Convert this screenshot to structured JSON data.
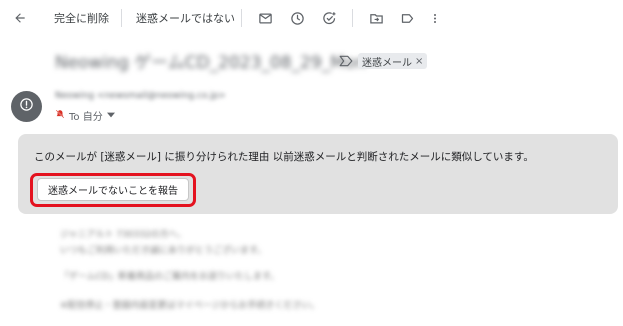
{
  "toolbar": {
    "back_icon": "arrow-left-icon",
    "delete_forever_label": "完全に削除",
    "not_spam_label": "迷惑メールではない",
    "icons": [
      "mail-icon",
      "clock-icon",
      "add-task-icon",
      "move-to-folder-icon",
      "label-icon",
      "more-vert-icon"
    ]
  },
  "email": {
    "subject": "Neowing ゲームCD_2023_08_29_Mon",
    "label_chip": "迷惑メール",
    "label_chip_remove": "×",
    "sender": "Neowing <newsmail@neowing.co.jp>",
    "to_label": "To 自分",
    "avatar_icon": "alert-icon"
  },
  "spam_warning": {
    "message": "このメールが [迷惑メール] に振り分けられた理由 以前迷惑メールと判断されたメールに類似しています。",
    "report_button": "迷惑メールでないことを報告",
    "highlight_color": "#e4121f"
  },
  "body_lines": [
    "ジャニアルト 730332の方へ、",
    "いつもご利用いただき誠にありがとうございます。",
    "「ゲームCD」新着商品のご案内をお送りいたします。",
    "※配信停止・登録内容変更はマイページからお手続きください。"
  ]
}
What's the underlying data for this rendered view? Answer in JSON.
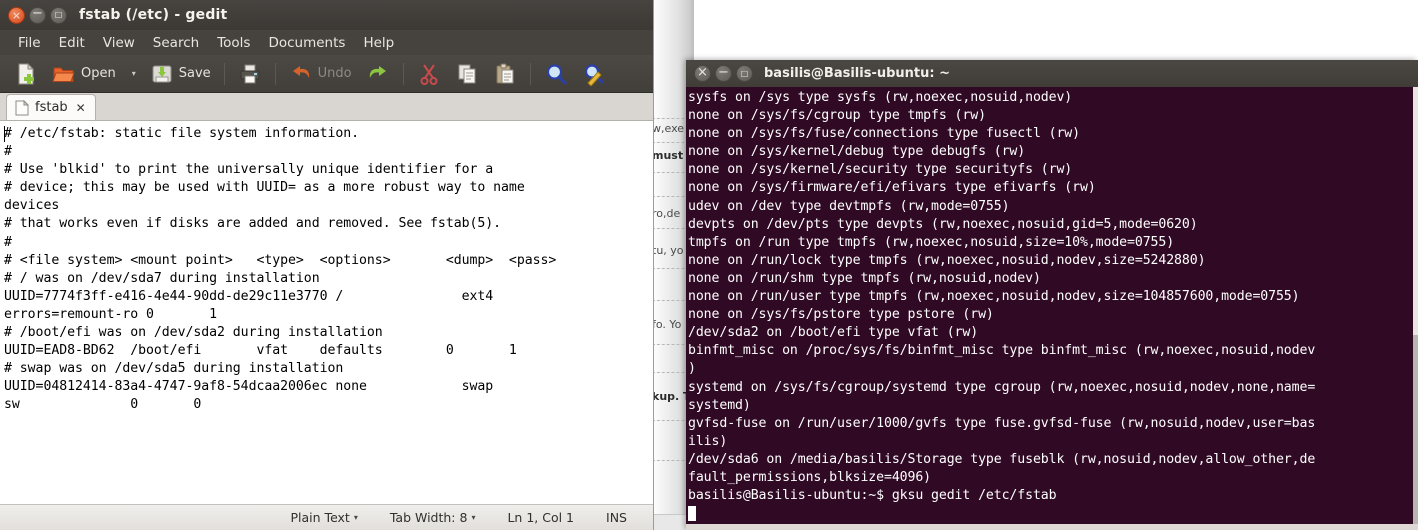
{
  "gedit": {
    "title": "fstab (/etc) - gedit",
    "window_buttons": [
      {
        "name": "close",
        "glyph": "×"
      },
      {
        "name": "minimize",
        "glyph": "−"
      },
      {
        "name": "maximize",
        "glyph": "□"
      }
    ],
    "menu": [
      "File",
      "Edit",
      "View",
      "Search",
      "Tools",
      "Documents",
      "Help"
    ],
    "toolbar": {
      "new_label": "",
      "open_label": "Open",
      "open_dropdown": "▾",
      "save_label": "Save",
      "print_label": "",
      "undo_label": "Undo",
      "redo_label": "",
      "cut_label": "",
      "copy_label": "",
      "paste_label": "",
      "find_label": "",
      "replace_label": ""
    },
    "tab": {
      "label": "fstab",
      "close": "✕"
    },
    "document_text": "# /etc/fstab: static file system information.\n#\n# Use 'blkid' to print the universally unique identifier for a\n# device; this may be used with UUID= as a more robust way to name\ndevices\n# that works even if disks are added and removed. See fstab(5).\n#\n# <file system> <mount point>   <type>  <options>       <dump>  <pass>\n# / was on /dev/sda7 during installation\nUUID=7774f3ff-e416-4e44-90dd-de29c11e3770 /               ext4\nerrors=remount-ro 0       1\n# /boot/efi was on /dev/sda2 during installation\nUUID=EAD8-BD62  /boot/efi       vfat    defaults        0       1\n# swap was on /dev/sda5 during installation\nUUID=04812414-83a4-4747-9af8-54dcaa2006ec none            swap\nsw              0       0",
    "statusbar": {
      "language": "Plain Text",
      "language_arrow": "▾",
      "tab_width": "Tab Width: 8",
      "tab_width_arrow": "▾",
      "position": "Ln 1, Col 1",
      "mode": "INS"
    }
  },
  "terminal": {
    "title": "basilis@Basilis-ubuntu: ~",
    "window_buttons": [
      {
        "name": "close",
        "glyph": "×"
      },
      {
        "name": "minimize",
        "glyph": "−"
      },
      {
        "name": "maximize",
        "glyph": "□"
      }
    ],
    "output": "sysfs on /sys type sysfs (rw,noexec,nosuid,nodev)\nnone on /sys/fs/cgroup type tmpfs (rw)\nnone on /sys/fs/fuse/connections type fusectl (rw)\nnone on /sys/kernel/debug type debugfs (rw)\nnone on /sys/kernel/security type securityfs (rw)\nnone on /sys/firmware/efi/efivars type efivarfs (rw)\nudev on /dev type devtmpfs (rw,mode=0755)\ndevpts on /dev/pts type devpts (rw,noexec,nosuid,gid=5,mode=0620)\ntmpfs on /run type tmpfs (rw,noexec,nosuid,size=10%,mode=0755)\nnone on /run/lock type tmpfs (rw,noexec,nosuid,nodev,size=5242880)\nnone on /run/shm type tmpfs (rw,nosuid,nodev)\nnone on /run/user type tmpfs (rw,noexec,nosuid,nodev,size=104857600,mode=0755)\nnone on /sys/fs/pstore type pstore (rw)\n/dev/sda2 on /boot/efi type vfat (rw)\nbinfmt_misc on /proc/sys/fs/binfmt_misc type binfmt_misc (rw,noexec,nosuid,nodev\n)\nsystemd on /sys/fs/cgroup/systemd type cgroup (rw,noexec,nosuid,nodev,none,name=\nsystemd)\ngvfsd-fuse on /run/user/1000/gvfs type fuse.gvfsd-fuse (rw,nosuid,nodev,user=bas\nilis)\n/dev/sda6 on /media/basilis/Storage type fuseblk (rw,nosuid,nodev,allow_other,de\nfault_permissions,blksize=4096)",
    "prompt": "basilis@Basilis-ubuntu:~$ ",
    "command": "gksu gedit /etc/fstab"
  },
  "background_window": {
    "fragments": [
      "w,exe",
      "must d",
      "ro,de",
      "tu, yo",
      "fo. Yo",
      "kup. T"
    ]
  },
  "colors": {
    "terminal_bg": "#300a24",
    "titlebar": "#46433e",
    "close_button": "#d6481d",
    "editor_bg": "#ffffff"
  }
}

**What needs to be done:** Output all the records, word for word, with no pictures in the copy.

**Task response:**
Convert this screenshot to structured JSON data.
{
  "toolbar": {
    "back_icon": "arrow-left-icon",
    "delete_forever_label": "完全に削除",
    "not_spam_label": "迷惑メールではない",
    "icons": [
      "mail-icon",
      "clock-icon",
      "add-task-icon",
      "move-to-folder-icon",
      "label-icon",
      "more-vert-icon"
    ]
  },
  "email": {
    "subject": "Neowing ゲームCD_2023_08_29_Mon",
    "label_chip": "迷惑メール",
    "label_chip_remove": "×",
    "sender": "Neowing <newsmail@neowing.co.jp>",
    "to_label": "To 自分",
    "avatar_icon": "alert-icon"
  },
  "spam_warning": {
    "message": "このメールが [迷惑メール] に振り分けられた理由 以前迷惑メールと判断されたメールに類似しています。",
    "report_button": "迷惑メールでないことを報告",
    "highlight_color": "#e4121f"
  },
  "body_lines": [
    "ジャニアルト 730332の方へ、",
    "いつもご利用いただき誠にありがとうございます。",
    "「ゲームCD」新着商品のご案内をお送りいたします。",
    "※配信停止・登録内容変更はマイページからお手続きください。"
  ]
}
What's the underlying data for this rendered view? Answer in JSON.
{
  "gedit": {
    "title": "fstab (/etc) - gedit",
    "window_buttons": [
      {
        "name": "close",
        "glyph": "×"
      },
      {
        "name": "minimize",
        "glyph": "−"
      },
      {
        "name": "maximize",
        "glyph": "□"
      }
    ],
    "menu": [
      "File",
      "Edit",
      "View",
      "Search",
      "Tools",
      "Documents",
      "Help"
    ],
    "toolbar": {
      "new_label": "",
      "open_label": "Open",
      "open_dropdown": "▾",
      "save_label": "Save",
      "print_label": "",
      "undo_label": "Undo",
      "redo_label": "",
      "cut_label": "",
      "copy_label": "",
      "paste_label": "",
      "find_label": "",
      "replace_label": ""
    },
    "tab": {
      "label": "fstab",
      "close": "✕"
    },
    "document_text": "# /etc/fstab: static file system information.\n#\n# Use 'blkid' to print the universally unique identifier for a\n# device; this may be used with UUID= as a more robust way to name\ndevices\n# that works even if disks are added and removed. See fstab(5).\n#\n# <file system> <mount point>   <type>  <options>       <dump>  <pass>\n# / was on /dev/sda7 during installation\nUUID=7774f3ff-e416-4e44-90dd-de29c11e3770 /               ext4\nerrors=remount-ro 0       1\n# /boot/efi was on /dev/sda2 during installation\nUUID=EAD8-BD62  /boot/efi       vfat    defaults        0       1\n# swap was on /dev/sda5 during installation\nUUID=04812414-83a4-4747-9af8-54dcaa2006ec none            swap\nsw              0       0",
    "statusbar": {
      "language": "Plain Text",
      "language_arrow": "▾",
      "tab_width": "Tab Width: 8",
      "tab_width_arrow": "▾",
      "position": "Ln 1, Col 1",
      "mode": "INS"
    }
  },
  "terminal": {
    "title": "basilis@Basilis-ubuntu: ~",
    "window_buttons": [
      {
        "name": "close",
        "glyph": "×"
      },
      {
        "name": "minimize",
        "glyph": "−"
      },
      {
        "name": "maximize",
        "glyph": "□"
      }
    ],
    "output": "sysfs on /sys type sysfs (rw,noexec,nosuid,nodev)\nnone on /sys/fs/cgroup type tmpfs (rw)\nnone on /sys/fs/fuse/connections type fusectl (rw)\nnone on /sys/kernel/debug type debugfs (rw)\nnone on /sys/kernel/security type securityfs (rw)\nnone on /sys/firmware/efi/efivars type efivarfs (rw)\nudev on /dev type devtmpfs (rw,mode=0755)\ndevpts on /dev/pts type devpts (rw,noexec,nosuid,gid=5,mode=0620)\ntmpfs on /run type tmpfs (rw,noexec,nosuid,size=10%,mode=0755)\nnone on /run/lock type tmpfs (rw,noexec,nosuid,nodev,size=5242880)\nnone on /run/shm type tmpfs (rw,nosuid,nodev)\nnone on /run/user type tmpfs (rw,noexec,nosuid,nodev,size=104857600,mode=0755)\nnone on /sys/fs/pstore type pstore (rw)\n/dev/sda2 on /boot/efi type vfat (rw)\nbinfmt_misc on /proc/sys/fs/binfmt_misc type binfmt_misc (rw,noexec,nosuid,nodev\n)\nsystemd on /sys/fs/cgroup/systemd type cgroup (rw,noexec,nosuid,nodev,none,name=\nsystemd)\ngvfsd-fuse on /run/user/1000/gvfs type fuse.gvfsd-fuse (rw,nosuid,nodev,user=bas\nilis)\n/dev/sda6 on /media/basilis/Storage type fuseblk (rw,nosuid,nodev,allow_other,de\nfault_permissions,blksize=4096)",
    "prompt": "basilis@Basilis-ubuntu:~$ ",
    "command": "gksu gedit /etc/fstab"
  },
  "background_window": {
    "fragments": [
      "w,exe",
      "must d",
      "ro,de",
      "tu, yo",
      "fo. Yo",
      "kup. T"
    ]
  },
  "colors": {
    "terminal_bg": "#300a24",
    "titlebar": "#46433e",
    "close_button": "#d6481d",
    "editor_bg": "#ffffff"
  }
}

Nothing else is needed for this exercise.